Mr Barlerin uses the statement to apportion blame on both sides, while calling for reconciliation:
Quote Message: On the side of the government, there have been targeted killings, detentions without access to legal support, family, or the Red Cross, and burning and looting of villages.
On the side of the government, there have been targeted killings, detentions without access to legal support, family, or the Red Cross, and burning and looting of villages.
Quote Message: On the side of the separatists, there have been murders of gendarmes, kidnapping of government officials, and burning of schools. People on both sides of the conflict have engaged in speech that dehumanises the opposite side."
On the side of the separatists, there have been murders of gendarmes, kidnapping of government officials, and burning of schools. People on both sides of the conflict have engaged in speech that dehumanises the opposite side."
He also revealed he asked Mr Biya - who has been in power for more than 40 years - to turn his mind to the October elections, and how he wants to be remembered.
Mr Balerin added he "proposed that George Washington and Nelson Mandela were excellent models" for Mr Biya.
A Ugandan parliamentary committee wants former legislators to receive a one-off payment of Uganda Shillings 100m ($26,000; £20,000).
Parliament Speaker Rebecca Kadaga told the state-linked New Vision newspaper the payment was to "recognise the lawmakers' contribution to the development of the nation".
She said that the MPs had already been given $8,000 but that President Yoweri Museveni had said that the amount "was too little".
Ex-lawmaker Othieno Akika said it was difficult for former MPs to get jobs. Meanwhie, his one-time colleague Angelo Drani is quoted as saying he and his fellow politicians are "in our wee hours of our lives and requesting you to give us assistance".
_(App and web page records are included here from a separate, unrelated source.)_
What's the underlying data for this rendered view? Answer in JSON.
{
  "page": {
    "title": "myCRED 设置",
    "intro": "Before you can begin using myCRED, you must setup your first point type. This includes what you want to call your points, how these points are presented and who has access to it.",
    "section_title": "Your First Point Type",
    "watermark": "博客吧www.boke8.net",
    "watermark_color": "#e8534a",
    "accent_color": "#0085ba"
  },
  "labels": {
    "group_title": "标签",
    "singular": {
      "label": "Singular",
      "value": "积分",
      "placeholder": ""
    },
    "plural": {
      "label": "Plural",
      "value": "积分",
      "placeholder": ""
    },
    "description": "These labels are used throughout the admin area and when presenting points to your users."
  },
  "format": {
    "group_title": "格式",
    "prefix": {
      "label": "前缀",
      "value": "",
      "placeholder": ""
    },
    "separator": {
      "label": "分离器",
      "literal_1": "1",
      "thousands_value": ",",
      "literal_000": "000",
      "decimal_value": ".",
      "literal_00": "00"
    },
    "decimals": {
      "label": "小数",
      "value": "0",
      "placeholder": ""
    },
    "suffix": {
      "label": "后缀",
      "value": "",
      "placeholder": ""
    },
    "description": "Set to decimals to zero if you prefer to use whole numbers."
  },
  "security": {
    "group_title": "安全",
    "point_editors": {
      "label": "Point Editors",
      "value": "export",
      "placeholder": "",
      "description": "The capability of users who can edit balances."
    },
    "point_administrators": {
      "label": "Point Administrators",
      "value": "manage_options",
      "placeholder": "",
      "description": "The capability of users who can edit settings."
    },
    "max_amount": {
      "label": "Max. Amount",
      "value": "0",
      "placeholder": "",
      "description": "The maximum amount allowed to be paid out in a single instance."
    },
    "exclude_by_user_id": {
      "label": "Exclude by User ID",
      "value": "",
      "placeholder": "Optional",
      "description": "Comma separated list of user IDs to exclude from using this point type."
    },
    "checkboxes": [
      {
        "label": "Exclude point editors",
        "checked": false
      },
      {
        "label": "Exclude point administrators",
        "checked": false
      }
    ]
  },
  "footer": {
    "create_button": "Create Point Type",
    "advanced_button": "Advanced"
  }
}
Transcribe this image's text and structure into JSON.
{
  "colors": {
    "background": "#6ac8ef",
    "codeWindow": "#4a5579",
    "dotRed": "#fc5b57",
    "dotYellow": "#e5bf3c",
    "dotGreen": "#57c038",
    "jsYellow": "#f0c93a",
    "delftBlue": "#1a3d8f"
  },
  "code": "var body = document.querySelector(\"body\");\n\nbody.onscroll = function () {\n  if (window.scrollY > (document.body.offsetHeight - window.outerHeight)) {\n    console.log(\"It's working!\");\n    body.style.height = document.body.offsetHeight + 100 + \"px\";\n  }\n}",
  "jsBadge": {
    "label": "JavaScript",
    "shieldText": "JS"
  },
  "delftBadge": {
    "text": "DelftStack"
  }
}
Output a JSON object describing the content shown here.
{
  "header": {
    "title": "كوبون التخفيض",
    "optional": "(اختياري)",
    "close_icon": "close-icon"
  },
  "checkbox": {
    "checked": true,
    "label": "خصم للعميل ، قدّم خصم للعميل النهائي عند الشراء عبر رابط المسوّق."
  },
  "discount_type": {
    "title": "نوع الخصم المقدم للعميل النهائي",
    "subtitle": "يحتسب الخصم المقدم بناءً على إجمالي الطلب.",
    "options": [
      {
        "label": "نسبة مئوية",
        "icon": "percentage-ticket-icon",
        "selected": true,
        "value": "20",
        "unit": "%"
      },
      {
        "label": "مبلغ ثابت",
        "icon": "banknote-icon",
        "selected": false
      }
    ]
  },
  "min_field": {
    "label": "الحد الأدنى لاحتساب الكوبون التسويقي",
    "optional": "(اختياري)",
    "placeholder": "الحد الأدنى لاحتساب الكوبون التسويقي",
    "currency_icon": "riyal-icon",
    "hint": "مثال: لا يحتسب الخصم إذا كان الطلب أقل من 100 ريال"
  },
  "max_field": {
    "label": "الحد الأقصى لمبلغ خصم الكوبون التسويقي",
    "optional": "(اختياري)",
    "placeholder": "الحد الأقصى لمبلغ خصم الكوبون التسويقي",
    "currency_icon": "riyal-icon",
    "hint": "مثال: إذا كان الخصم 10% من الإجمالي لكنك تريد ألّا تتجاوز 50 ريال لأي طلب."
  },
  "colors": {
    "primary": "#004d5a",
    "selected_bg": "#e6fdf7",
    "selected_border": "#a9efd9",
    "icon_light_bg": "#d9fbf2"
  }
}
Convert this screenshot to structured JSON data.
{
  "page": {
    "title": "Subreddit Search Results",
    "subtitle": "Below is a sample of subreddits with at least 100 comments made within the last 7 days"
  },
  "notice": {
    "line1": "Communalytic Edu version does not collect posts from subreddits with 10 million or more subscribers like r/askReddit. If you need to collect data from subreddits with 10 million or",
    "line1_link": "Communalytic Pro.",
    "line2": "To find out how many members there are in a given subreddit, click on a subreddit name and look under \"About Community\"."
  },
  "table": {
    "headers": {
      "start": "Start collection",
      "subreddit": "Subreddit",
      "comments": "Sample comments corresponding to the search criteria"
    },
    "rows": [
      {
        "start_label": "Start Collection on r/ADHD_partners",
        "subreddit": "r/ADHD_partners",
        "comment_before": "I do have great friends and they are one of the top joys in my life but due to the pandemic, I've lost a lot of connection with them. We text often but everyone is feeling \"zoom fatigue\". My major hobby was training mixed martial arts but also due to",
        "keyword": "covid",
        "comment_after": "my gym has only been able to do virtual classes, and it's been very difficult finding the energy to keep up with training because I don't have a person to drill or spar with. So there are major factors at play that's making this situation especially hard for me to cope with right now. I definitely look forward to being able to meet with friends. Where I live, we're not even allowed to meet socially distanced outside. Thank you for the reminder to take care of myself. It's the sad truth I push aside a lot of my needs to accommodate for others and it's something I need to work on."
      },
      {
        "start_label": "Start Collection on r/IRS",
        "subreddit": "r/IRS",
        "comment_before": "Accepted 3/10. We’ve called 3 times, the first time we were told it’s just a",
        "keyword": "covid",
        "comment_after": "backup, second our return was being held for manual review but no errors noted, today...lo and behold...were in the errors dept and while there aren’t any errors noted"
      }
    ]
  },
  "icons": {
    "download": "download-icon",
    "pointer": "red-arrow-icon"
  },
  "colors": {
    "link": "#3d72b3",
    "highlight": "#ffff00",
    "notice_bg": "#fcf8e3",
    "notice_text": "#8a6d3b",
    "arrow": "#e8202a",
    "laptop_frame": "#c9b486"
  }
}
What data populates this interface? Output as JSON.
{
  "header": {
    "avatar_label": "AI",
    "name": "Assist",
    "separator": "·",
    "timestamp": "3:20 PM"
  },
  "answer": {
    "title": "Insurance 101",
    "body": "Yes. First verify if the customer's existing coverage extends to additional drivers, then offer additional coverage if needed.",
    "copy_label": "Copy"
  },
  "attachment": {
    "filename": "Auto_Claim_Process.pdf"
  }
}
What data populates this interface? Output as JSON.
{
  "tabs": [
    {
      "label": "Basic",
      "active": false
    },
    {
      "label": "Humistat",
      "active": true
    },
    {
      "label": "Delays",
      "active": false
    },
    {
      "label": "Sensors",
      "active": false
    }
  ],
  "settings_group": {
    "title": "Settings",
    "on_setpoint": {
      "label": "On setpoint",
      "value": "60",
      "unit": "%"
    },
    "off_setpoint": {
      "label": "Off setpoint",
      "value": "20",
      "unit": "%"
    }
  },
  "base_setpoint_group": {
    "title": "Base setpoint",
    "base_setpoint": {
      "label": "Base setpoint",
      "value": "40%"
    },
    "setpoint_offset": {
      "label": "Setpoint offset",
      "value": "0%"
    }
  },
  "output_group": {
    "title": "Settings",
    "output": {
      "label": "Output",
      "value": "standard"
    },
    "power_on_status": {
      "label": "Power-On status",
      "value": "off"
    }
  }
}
Lawmakers who served from 1962 - 2001 are set to benefit from the payment but it is unclear how many they are.
The proposal needs to be approved by President Museveni.
AS Roma declares support for Nigeria
It's 27 days to the World Cup in Russia and many football fans are switching their focus from their clubs to the countries participating in the football bonanza.
But what do you do when your country failed to qualify?
Well, choose another country to support - just like Italian football AS Roma, which has tweeted that it will be supporting Nigeria, one of five African countries in the tournament.